*TASK REQUIREMENTS*
Whenever a picture appears in the data, skip it and write out all other material exactly.

*GIVEN INFORMATION*
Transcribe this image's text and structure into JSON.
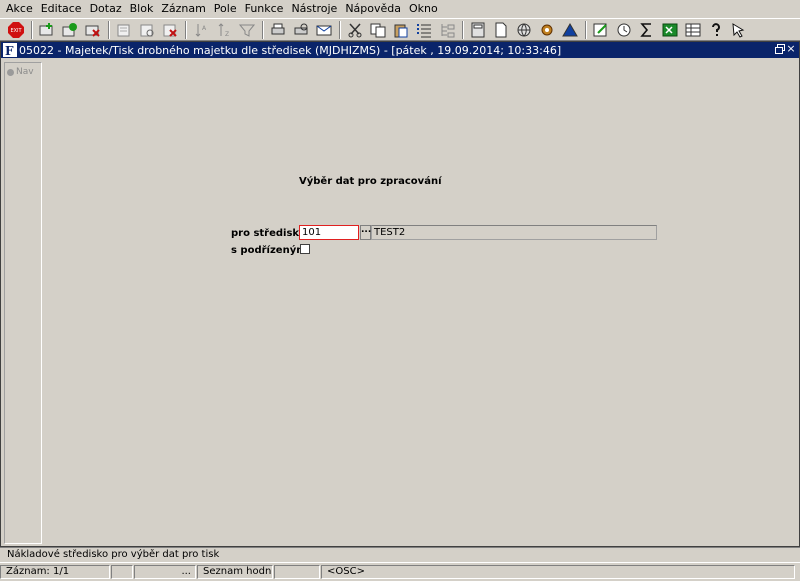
{
  "menu": [
    {
      "label": "Akce"
    },
    {
      "label": "Editace"
    },
    {
      "label": "Dotaz"
    },
    {
      "label": "Blok"
    },
    {
      "label": "Záznam"
    },
    {
      "label": "Pole"
    },
    {
      "label": "Funkce"
    },
    {
      "label": "Nástroje"
    },
    {
      "label": "Nápověda"
    },
    {
      "label": "Okno"
    }
  ],
  "toolbar": {
    "exit_label": "EXIT"
  },
  "window": {
    "title": "05022 - Majetek/Tisk drobného majetku dle středisek (MJDHIZMS) - [pátek  , 19.09.2014; 10:33:46]",
    "app_icon": "F"
  },
  "nav": {
    "label": "Nav"
  },
  "form": {
    "title": "Výběr dat pro zpracování",
    "stredisko_label": "pro středisko",
    "stredisko_value": "101",
    "lov_label": "...",
    "stredisko_name": "TEST2",
    "podrizenymi_label": "s podřízenými",
    "podrizenymi_checked": false
  },
  "hint": "Nákladové středisko pro výběr dat pro tisk",
  "status": {
    "record": "Záznam: 1/1",
    "cell2": "",
    "cell3": "...",
    "list": "Seznam hodn...",
    "cell5": "",
    "mode": "<OSC>"
  },
  "colors": {
    "titlebar": "#0a246a",
    "background": "#d4d0c8",
    "focus_border": "#e02020"
  }
}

*SOLUTION TO THIS EXERCISE*
Transcribe this image's text and structure into JSON.
{
  "menu": [
    {
      "label": "Akce"
    },
    {
      "label": "Editace"
    },
    {
      "label": "Dotaz"
    },
    {
      "label": "Blok"
    },
    {
      "label": "Záznam"
    },
    {
      "label": "Pole"
    },
    {
      "label": "Funkce"
    },
    {
      "label": "Nástroje"
    },
    {
      "label": "Nápověda"
    },
    {
      "label": "Okno"
    }
  ],
  "toolbar": {
    "exit_label": "EXIT"
  },
  "window": {
    "title": "05022 - Majetek/Tisk drobného majetku dle středisek (MJDHIZMS) - [pátek  , 19.09.2014; 10:33:46]",
    "app_icon": "F"
  },
  "nav": {
    "label": "Nav"
  },
  "form": {
    "title": "Výběr dat pro zpracování",
    "stredisko_label": "pro středisko",
    "stredisko_value": "101",
    "lov_label": "...",
    "stredisko_name": "TEST2",
    "podrizenymi_label": "s podřízenými",
    "podrizenymi_checked": false
  },
  "hint": "Nákladové středisko pro výběr dat pro tisk",
  "status": {
    "record": "Záznam: 1/1",
    "cell2": "",
    "cell3": "...",
    "list": "Seznam hodn...",
    "cell5": "",
    "mode": "<OSC>"
  },
  "colors": {
    "titlebar": "#0a246a",
    "background": "#d4d0c8",
    "focus_border": "#e02020"
  }
}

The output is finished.